8. The short question that has to be determined in the present case is whether for the applicability of s. 23A with a view to justify levy of additional super-tax the taxing authorities or the Tribunal had to go by the company's books or had to adjust profits by reducing the depreciation allowance in accordance with the assessment records. It is common ground that the difference in written down value has not arisen as a result of the company charging depreciation at exorbitant rates. The company had only depreciated the assets at 25% which is a normal rate of depreciation for such assets. It cannot be said that the company was acting contrary to the well-recognized commercial principles, when it charged in its books of account only normal depreciation. It has not been even the case of Mr. Joshi on behalf of the revenue that the balance-sheet of the assessee for the two relevant years can be said to incorporate items which were either by mistake or by design inflated or deflated.
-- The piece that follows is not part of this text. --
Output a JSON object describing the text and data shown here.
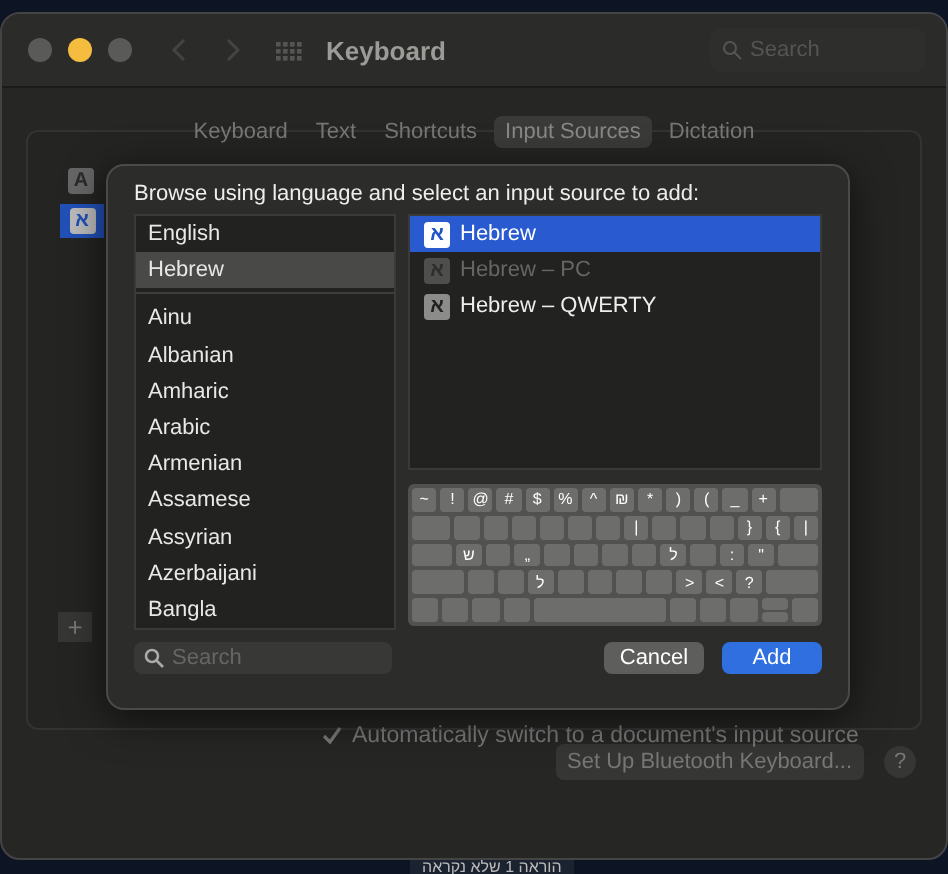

If a company had provided for depreciation at a uniform rate of 25% of the written down value and noted down in a matter permitted by the income-tax authorities in respect of new vehicles, there is bound to be some difference between the profits as disclosed by the books of account and the profits as they have been determined bearing in mind the depreciation value as per the assessment records. As stated in Gangadhar Banerjee's case : 57ITR176(SC) , though the balance-sheet need not be accepted as final for the purpose of s. 23A, it should prima facie be taken as affording proof of the company's state of affairs when the dividends were declared. If in the balance-sheet the assets are valued according to the bona fide commercial principles, the directors were clearly justified in taking the figures as therein represented as the basis for arriving at profits available for distribution of dividends. There is no justification for the taxing authorities for enhancing the available profits by the difference in the depreciation amount, more so, when it is not controverted on behalf of the revenue that the depreciation as provided by the company in its books of account was in consonance with the commercial principles. If the figures in the balance-sheet are borne in mind for determining the profits, then it is not possible to take the view that the dividend declared is less than the percentage permissible under s 23A. In that view of the matter, the question referred to us in answered in the negative. The book profit was not liable to be enhanced by the difference between the depreciation for material years actually charged to the profit and loss account and the depreciation allowed in the assessment.
9. The revenue shall pay the costs of the assessee.